Adel Abdessemed (b. 1971) left Algeria in 1994, and he considers his act a political one: When there is no peace at home, one must go elsewhere, otherwise the soul will die. The most important thing is to act, to resist, and to create in order to change the world. Abdessemed’s work draws from a multiplicity of media, including sculptural installation, video, animation, and photography. While some critics label his controversial pieces inappropriate due to their often graphically violent nature, the acts as Abdessemed calls his politically committed artworks, consistently interact with larger global realities. Abdessemed’s apparent rage permeates throughout, calling viewers’ attention to expressions of brutality and frequently referencing failed immigration policies, exile, and displacement. His work has been widely exhibited.
The Sea, 2008
Total Museum of Contemporary Art, Seoul, South Korea
Utopian Days – Freedom was an exhibition at the Total Museum of Contemporary Art, Seoul, one of South Korea’s leading art museums, and later was shown at the Nowon Culture and Arts Center, Seoul, South Korea.
Clemens von Wedemeyer
The Sea, 2008
10 sec (loop), color, sound
Courtesy the artist and David Zwirner, New York/London
Exhibited: The Sea, 2008
The sea, by Adel Abdessemed, is a video in which the artist faces the ocean on a rough slab of wood.
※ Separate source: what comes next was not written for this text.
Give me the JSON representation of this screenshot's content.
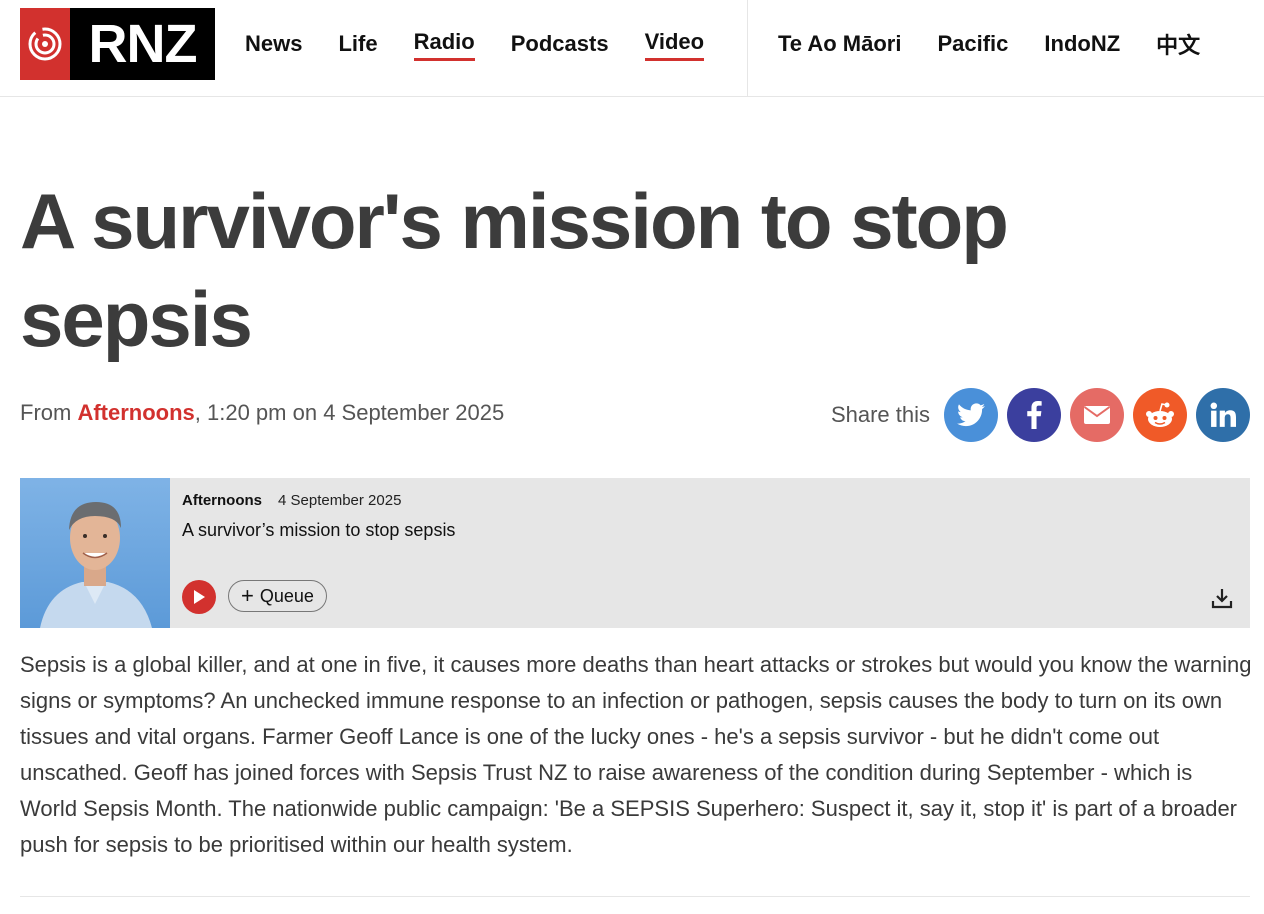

A work that speaks about the role of the artist and questions of survival, The sea documents Abdessemed’s efforts to balance on his hands and knees on the wooden slab as it pitches with the ocean waves while he attempts to write the phrase Politically Correct.
- Adel Abdessemed's 'Hope' - This boat transported illegal immigrants to the US
Adel Abdessemed – Hope, 2011-2012, Refugee boat and resin, 205,7 x 579,1 x 243,8 cm